Also keenly fought over was an extremely rare 1936 SS Jaguar 1.5 Coachbuilt Saloon, believed to be the oldest surviving Jaguar in the UK and perhaps one of only five 1936 models surviving worldwide. In lovely condition throughout, it comfortably flew beyond estimate to finish on £30,250 despite being fitted with a later Ford 1600 Kent cross-flow engine and gearbox.
In a similar vein, a pair of graceful Alvis saloons also performed well, a mechanically good but cosmetically average 1966 Alvis TF21 Automatic from a deceased estate fetching an above-estimate £25,300, while an utterly charming and highly original 1927 Alvis 12/50 Sports Saloon which had come to the sale from a private collection in Sweden raised £20,900. Worth every penny too, as Alvis saloons from this era are now exceedingly rare, most having long since fallen prey to the hands of the ‘specials’ builder’s brigade.
At completely the other end of the spectrum was a gorgeous 2008 Aston Martin DB9 Volante in sparkling Tungsten Silver with only 44,000 miles under its wheels which fetched a market-correct £42,900, about £100k less than it cost its first owner just 10 years ago! Looking like a bargain by comparison was a LHD 1998 Ferrari 456M GTA which had come to the sale all the way from Dubai and had a few paint and bodywork issues and precious little service history to warrant its indicated 68,000 miles but still fetched £30,800 – about £130k less than the first owner paid 20 years ago but also about £10k less than this fast-appreciating model would typically fetch in good condition with a full-service history.

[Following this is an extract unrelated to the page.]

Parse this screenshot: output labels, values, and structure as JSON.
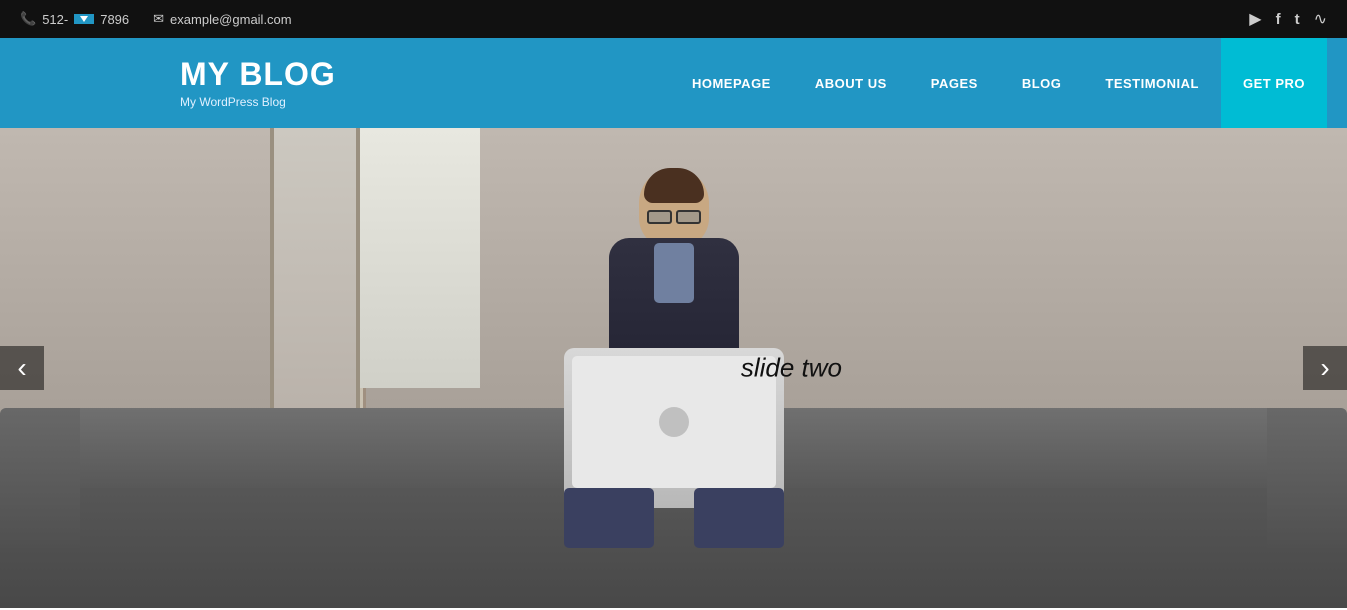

“As always at auction, there were some surprisingly strong results and it is clear that there are no shortage of buyers out there for quality cars,” said Brightwells’ consultant James Dennison. “The fact that our customary 80%+ sale rate was not quite achieved on this occasion reflects that the market is becoming increasingly selective, buyers competing intensely for the most interesting lots but being more considered when it comes to run-of-the-mill offerings, perhaps sensing that the pressure to jump before the bar rises yet again is easing. There are undoubtedly still pockets of growth, especially in the post-1980 Modern Classics sector, so the market remains dynamic and it will be fascinating to see how things develop over the next few months. We are looking forward to our next sale on 27th September and we already have some interesting cars entered so we anticipate plenty of saleroom drama and continuing high prices for the right stuff.”
Brightwells’ next Leominster Classic & Vintage sale is on 27th September 2017 and entries are now being invited with free valuations available by emailing firstname.lastname@example.org. The closing date is Friday 25th August so please do not leave it until the last minute or your entry may have to be deferred until our 29th November sale.
All the prices given above include the 10% buyer’s premium.